And despite Labour threatening to vote down any Brexit deal with anywhere between 40 and 80 Brexiteer Tories, depending on who you believe, he says: “I genuinely don’t think there will be a no deal, I am sure common sense will prevail.
“Some of the conversations I’ve had in the EU - what I’m hearing is they recognise a no deal is bad for them too.”
Brexit, of course, is not the only source of discontent among Tory MPs at the moment.
A long-running row over defence spending was kicked down the road earlier this year.
But with the Autumn Budget in a matter of weeks, followed by a wider spending review and the Government’s Modernising Defence Programme, many expect to see calls for more cash for the armed forces resurface at the party conference.
It is something Mr Andrew feels keenly in his new job, as the Minister responsible for defence equipment.
“Whichever department you are in the challenge of finance is always acute, of course it is, because where we are - we’ve had a very difficult financial and economic time, obviously we have been coming out of that steadily,” he says.
“And yes there will always be a need for more money but that’s why we are doing the Modernising Defence Programme, because this is not just the Ministry of Defence coming out with what it needs, we are working closely with the Treasury and the Prime Minister is heavily involved in that.
“That is going to be fundamental how we go forward, to acknowledge the challenge that we face and how to address that.”
Another key part of the Welshman’s role is boosting defence exports, which he sees as a way to bridge the funding gap.
But it is a policy area that has come under an intense spotlight in recent years as Britain sells arms to Saudi Arabia, which is leading a controversial coalition fight against Houthi rebels in Yemen.

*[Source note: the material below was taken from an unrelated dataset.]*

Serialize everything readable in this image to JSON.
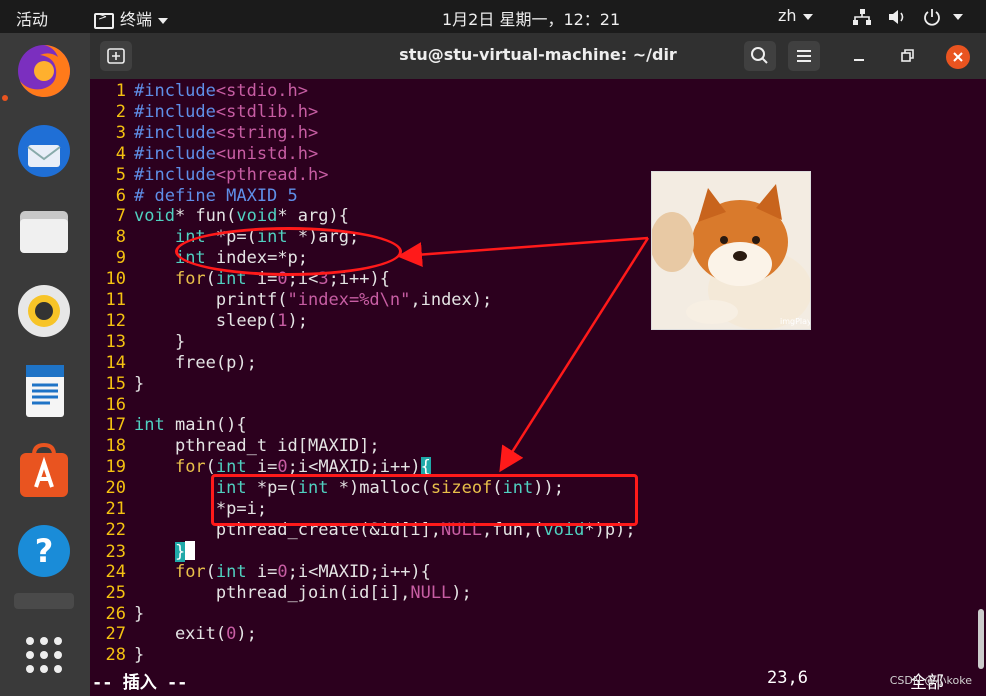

The Saudis have faced accusations of targeting civilians in air strikes in a conflict which has created the worst man made humanitarian crisis in the world right now, according to the UN.
But Mr Andrew defends the continuation of arms exports to Saudi Arabia despite widespread criticism, claiming the situation could be worse if the coalition was using less advanced and less precise munitions.
“If you’re going to sell bombs they are going to be used,” he says.
“What I mean by that is our technology is so advanced now that the bombs that we have, the targeting is really precise.
“There are other bombs out there that people may make that will not have that precision and the impact could be even worse.
“And Saudi Arabia have real concerns about terror cells forming and they are obviously trying to defend themselves.”
Despite the controversy, Mr Andrew insists defence exports are vital for the UK economy, pointing out that there is a company in every single British parliamentary constituency supplying something to the renewal of Trident nuclear deterrent submarines, including LBBC Technologies in Pudsey, which is providing hatches.
“It just shows that defence has quite an impact on our economy and this is why you can hear sometimes people are critical of exporting, but then if we don’t get the contracts for those shipyards, for those factories, for the supply chain, they are then critical that we haven’t got the work for them,” he says.
“We have got to look at an industry that is keeping us safe but is also keeping a lot of our people in work.”
'I'm really keen to see a new cross-Pennine rail link'
Stuart Andrew’s Conservative colleagues at the Department for Transport have been fiercely criticised for the rail chaos that has gripped the North this year.
The “unacceptable” delays caused to his Pudsey constituents as well as his own “incredibly frustrating” experiences travelling around the country have only strengthened his backing for a new cross-Pennine rail link.
“It has struck me how long it takes me to get back to my constituency, to my home.
“I may be accompanying somebody who has to go back to London - recently we were in Deeside in North Wales, right next to Chester - it took me four and a half hours to get home on the train whereas colleagues who were with me who were going back to London were probably having their dinner.
“I would be really keen to see HS3, that’s something that would be really good for the North.”